ame has lately been changed from that given by Brooks, and is now the Society for Ministerial Relief.
In 1853, he printed a small slip on colored paper, announcing the preparation of a History of Medford, which was published two years later, in 1855.
The press comments are preserved in the scrap book.
At the same time, his attention was directed to what was probably a new subject of study, The evil results following the marriage of near blood Relatives.
With his thoroughness, he gathered many instances, and published and spoke.
The scrap book contains an interesting account of an address by him in Providence, in 1855.
The reporter was a trifle facetious, and this facetiousness did not tend to lessen the attacks made on Brooks through the columns of a paper printed in one of the localities mentioned.
Here is what the reporter made Mr. Brooks say:—
Inhabitants of the Bahamas haven't much brains and are homely as sin.
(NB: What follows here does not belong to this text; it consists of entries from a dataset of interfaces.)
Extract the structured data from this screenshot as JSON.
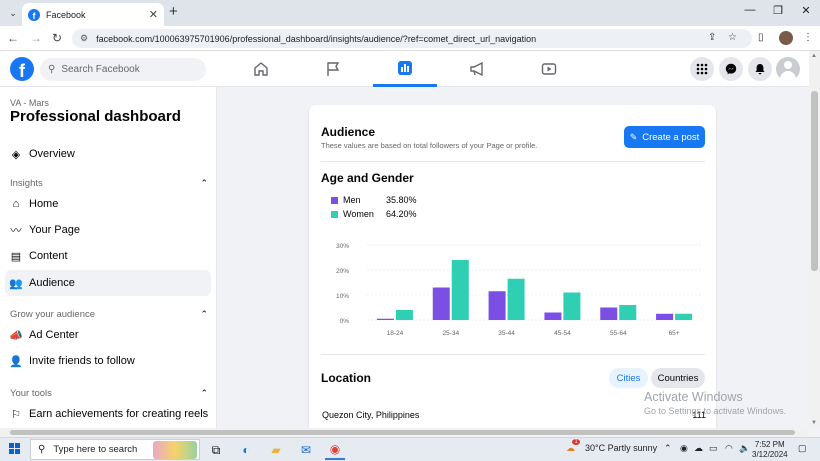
{
  "browser": {
    "tab_title": "Facebook",
    "tab_close": "✕",
    "new_tab": "+",
    "url": "facebook.com/100063975701906/professional_dashboard/insights/audience/?ref=comet_direct_url_navigation",
    "window_controls": [
      "—",
      "❐",
      "✕"
    ]
  },
  "fb": {
    "search_placeholder": "Search Facebook",
    "logo_letter": "f",
    "nav": [
      "home",
      "flag",
      "insights",
      "megaphone",
      "video"
    ],
    "active_nav": "insights"
  },
  "sidebar": {
    "subtitle": "VA - Mars",
    "title": "Professional dashboard",
    "overview": "Overview",
    "insights_header": "Insights",
    "insights_items": [
      {
        "label": "Home",
        "icon": "home-icon"
      },
      {
        "label": "Your Page",
        "icon": "trend-icon"
      },
      {
        "label": "Content",
        "icon": "content-icon"
      },
      {
        "label": "Audience",
        "icon": "people-icon",
        "active": true
      }
    ],
    "grow_header": "Grow your audience",
    "grow_items": [
      {
        "label": "Ad Center",
        "icon": "megaphone-icon"
      },
      {
        "label": "Invite friends to follow",
        "icon": "invite-icon"
      }
    ],
    "tools_header": "Your tools",
    "tools_items": [
      {
        "label": "Earn achievements for creating reels",
        "icon": "reels-icon"
      }
    ]
  },
  "audience": {
    "title": "Audience",
    "subtitle": "These values are based on total followers of your Page or profile.",
    "create_post": "Create a post",
    "age_gender_title": "Age and Gender",
    "legend": [
      {
        "name": "Men",
        "value": "35.80%",
        "color": "#7b4ee4"
      },
      {
        "name": "Women",
        "value": "64.20%",
        "color": "#2fcfb4"
      }
    ],
    "location_title": "Location",
    "location_tabs": [
      "Cities",
      "Countries"
    ],
    "location_active": "Cities",
    "location_rows": [
      {
        "name": "Quezon City, Philippines",
        "count": "111"
      }
    ]
  },
  "chart_data": {
    "type": "bar",
    "categories": [
      "18-24",
      "25-34",
      "35-44",
      "45-54",
      "55-64",
      "65+"
    ],
    "series": [
      {
        "name": "Men",
        "values": [
          0.5,
          13,
          11.5,
          3,
          5,
          2.5
        ],
        "color": "#7b4ee4"
      },
      {
        "name": "Women",
        "values": [
          4,
          24,
          16.5,
          11,
          6,
          2.5
        ],
        "color": "#2fcfb4"
      }
    ],
    "yticks": [
      "0%",
      "10%",
      "20%",
      "30%"
    ],
    "ylim": [
      0,
      30
    ],
    "grid": true
  },
  "watermark": {
    "line1": "Activate Windows",
    "line2": "Go to Settings to activate Windows."
  },
  "taskbar": {
    "search_placeholder": "Type here to search",
    "weather": "30°C  Partly sunny",
    "time": "7:52 PM",
    "date": "3/12/2024",
    "weather_badge": "1"
  }
}
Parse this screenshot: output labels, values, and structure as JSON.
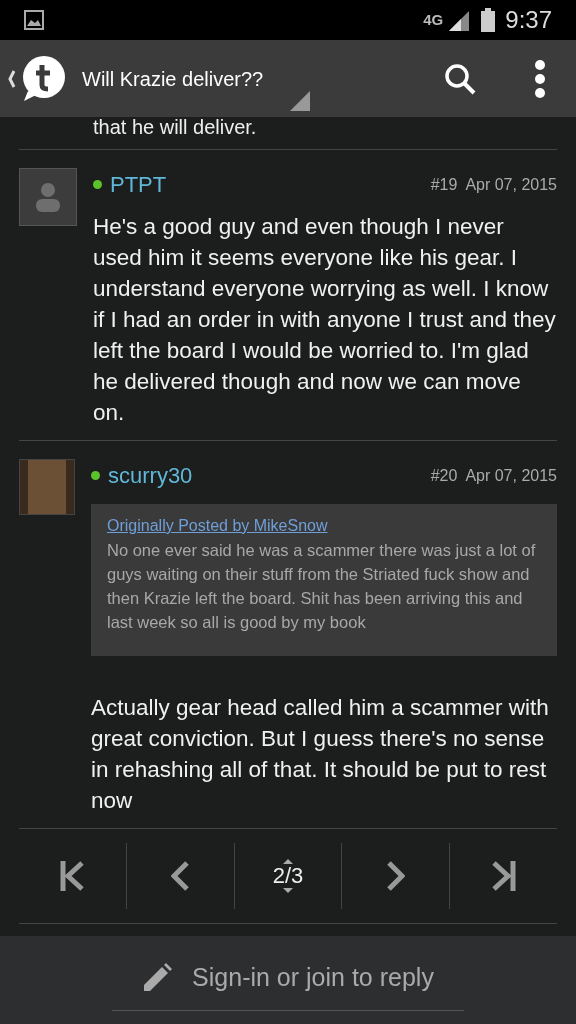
{
  "status_bar": {
    "network": "4G",
    "time": "9:37"
  },
  "header": {
    "title": "Will Krazie deliver??"
  },
  "previous_text": "that he will deliver.",
  "posts": [
    {
      "username": "PTPT",
      "online": true,
      "kind": "default",
      "number": "#19",
      "date": "Apr 07, 2015",
      "body": "He's a good guy and even though I never used him it seems everyone like his gear. I understand everyone worrying as well. I know if I had an order in with anyone I trust and they left the board I would be worried to. I'm glad he delivered though and now we can move on."
    },
    {
      "username": "scurry30",
      "online": true,
      "kind": "photo",
      "number": "#20",
      "date": "Apr 07, 2015",
      "quote": {
        "link": "Originally Posted by MikeSnow",
        "text": "No one ever said he was a scammer there was just a lot of guys waiting on their stuff from the Striated fuck show and then Krazie left the board. Shit has been arriving this and last week so all is good by my book"
      },
      "body": "Actually gear head called him a scammer with great conviction. But I guess there's no sense in rehashing all of that. It should be put to rest now"
    }
  ],
  "pagination": {
    "page": "2/3"
  },
  "reply_bar": {
    "label": "Sign-in or join to reply"
  }
}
Reason, they intermarry.
At Martha's Vineyard, they have
trees, so should good schoolemasters with good manners hedge wit and disposition of the scholar, whereby the blossoms of knowledge may the sooner encrease.
This tribute to Mr. Cummings' attainments and fidelity was given more than thirty years ago, and he has never in the intervening years, given occasion for one single word to be erased from it; exemplary and faithful and lovable to the end of his long and useful life.
He was greatly interested in promoting the welfare of Medford.
In 1855, he was one of three appointed to consider the advisability of establishing a public library.
It was founded mainly through his efforts, and he was one of its first trustees, and for several years served as its librarian.
Since his retirement, he has been very active with his pen, writing much local history; reminiscences of the old stage coach and Middlesex Canal days; sketches of the town from 1850 to 1860.
He was of great assistance to Mr. Usher in his revision of the old Brooks' Hist